What you should do =>
Print all the entries verbatim.

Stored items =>
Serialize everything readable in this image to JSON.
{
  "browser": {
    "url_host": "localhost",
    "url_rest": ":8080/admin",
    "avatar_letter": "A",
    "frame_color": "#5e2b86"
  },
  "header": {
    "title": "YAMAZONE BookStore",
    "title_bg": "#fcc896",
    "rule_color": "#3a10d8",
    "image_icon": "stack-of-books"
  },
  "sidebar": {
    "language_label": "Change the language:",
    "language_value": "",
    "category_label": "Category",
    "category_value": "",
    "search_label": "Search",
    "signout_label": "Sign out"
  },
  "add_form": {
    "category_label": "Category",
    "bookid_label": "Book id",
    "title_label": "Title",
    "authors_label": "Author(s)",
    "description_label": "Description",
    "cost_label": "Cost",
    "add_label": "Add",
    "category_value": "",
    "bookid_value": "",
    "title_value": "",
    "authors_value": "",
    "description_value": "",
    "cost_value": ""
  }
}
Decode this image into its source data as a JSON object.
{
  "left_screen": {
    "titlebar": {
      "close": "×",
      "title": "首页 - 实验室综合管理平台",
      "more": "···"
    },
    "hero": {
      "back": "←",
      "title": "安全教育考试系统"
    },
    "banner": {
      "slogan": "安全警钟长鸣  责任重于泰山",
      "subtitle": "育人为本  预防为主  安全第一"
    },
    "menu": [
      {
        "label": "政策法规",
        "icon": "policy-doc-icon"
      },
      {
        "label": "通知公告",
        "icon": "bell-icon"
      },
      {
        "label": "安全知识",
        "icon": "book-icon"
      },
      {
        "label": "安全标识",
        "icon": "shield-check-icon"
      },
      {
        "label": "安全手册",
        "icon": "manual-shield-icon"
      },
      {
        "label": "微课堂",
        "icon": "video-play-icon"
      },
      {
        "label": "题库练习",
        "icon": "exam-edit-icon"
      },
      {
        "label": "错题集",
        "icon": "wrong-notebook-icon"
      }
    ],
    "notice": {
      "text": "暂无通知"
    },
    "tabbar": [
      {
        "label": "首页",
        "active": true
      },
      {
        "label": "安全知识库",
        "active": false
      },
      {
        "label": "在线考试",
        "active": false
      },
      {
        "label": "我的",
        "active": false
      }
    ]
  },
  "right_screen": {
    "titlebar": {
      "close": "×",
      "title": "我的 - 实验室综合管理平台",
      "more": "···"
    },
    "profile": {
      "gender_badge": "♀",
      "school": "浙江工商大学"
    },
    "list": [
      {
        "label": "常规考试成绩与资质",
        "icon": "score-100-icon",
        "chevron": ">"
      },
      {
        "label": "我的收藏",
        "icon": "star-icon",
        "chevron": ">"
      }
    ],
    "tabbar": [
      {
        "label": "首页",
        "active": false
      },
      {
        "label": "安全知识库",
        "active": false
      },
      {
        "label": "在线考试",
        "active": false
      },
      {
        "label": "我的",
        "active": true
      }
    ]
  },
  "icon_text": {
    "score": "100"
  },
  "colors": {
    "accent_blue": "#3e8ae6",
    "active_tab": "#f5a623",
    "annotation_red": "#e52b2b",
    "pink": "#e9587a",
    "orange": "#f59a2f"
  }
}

Reply =>
Serialize everything readable in this image to JSON.
{
  "browser": {
    "url_host": "localhost",
    "url_rest": ":8080/admin",
    "avatar_letter": "A",
    "frame_color": "#5e2b86"
  },
  "header": {
    "title": "YAMAZONE BookStore",
    "title_bg": "#fcc896",
    "rule_color": "#3a10d8",
    "image_icon": "stack-of-books"
  },
  "sidebar": {
    "language_label": "Change the language:",
    "language_value": "",
    "category_label": "Category",
    "category_value": "",
    "search_label": "Search",
    "signout_label": "Sign out"
  },
  "add_form": {
    "category_label": "Category",
    "bookid_label": "Book id",
    "title_label": "Title",
    "authors_label": "Author(s)",
    "description_label": "Description",
    "cost_label": "Cost",
    "add_label": "Add",
    "category_value": "",
    "bookid_value": "",
    "title_value": "",
    "authors_value": "",
    "description_value": "",
    "cost_value": ""
  }
}
Decode this image into its source data as a JSON object.
{
  "left_screen": {
    "titlebar": {
      "close": "×",
      "title": "首页 - 实验室综合管理平台",
      "more": "···"
    },
    "hero": {
      "back": "←",
      "title": "安全教育考试系统"
    },
    "banner": {
      "slogan": "安全警钟长鸣  责任重于泰山",
      "subtitle": "育人为本  预防为主  安全第一"
    },
    "menu": [
      {
        "label": "政策法规",
        "icon": "policy-doc-icon"
      },
      {
        "label": "通知公告",
        "icon": "bell-icon"
      },
      {
        "label": "安全知识",
        "icon": "book-icon"
      },
      {
        "label": "安全标识",
        "icon": "shield-check-icon"
      },
      {
        "label": "安全手册",
        "icon": "manual-shield-icon"
      },
      {
        "label": "微课堂",
        "icon": "video-play-icon"
      },
      {
        "label": "题库练习",
        "icon": "exam-edit-icon"
      },
      {
        "label": "错题集",
        "icon": "wrong-notebook-icon"
      }
    ],
    "notice": {
      "text": "暂无通知"
    },
    "tabbar": [
      {
        "label": "首页",
        "active": true
      },
      {
        "label": "安全知识库",
        "active": false
      },
      {
        "label": "在线考试",
        "active": false
      },
      {
        "label": "我的",
        "active": false
      }
    ]
  },
  "right_screen": {
    "titlebar": {
      "close": "×",
      "title": "我的 - 实验室综合管理平台",
      "more": "···"
    },
    "profile": {
      "gender_badge": "♀",
      "school": "浙江工商大学"
    },
    "list": [
      {
        "label": "常规考试成绩与资质",
        "icon": "score-100-icon",
        "chevron": ">"
      },
      {
        "label": "我的收藏",
        "icon": "star-icon",
        "chevron": ">"
      }
    ],
    "tabbar": [
      {
        "label": "首页",
        "active": false
      },
      {
        "label": "安全知识库",
        "active": false
      },
      {
        "label": "在线考试",
        "active": false
      },
      {
        "label": "我的",
        "active": true
      }
    ]
  },
  "icon_text": {
    "score": "100"
  },
  "colors": {
    "accent_blue": "#3e8ae6",
    "active_tab": "#f5a623",
    "annotation_red": "#e52b2b",
    "pink": "#e9587a",
    "orange": "#f59a2f"
  }
}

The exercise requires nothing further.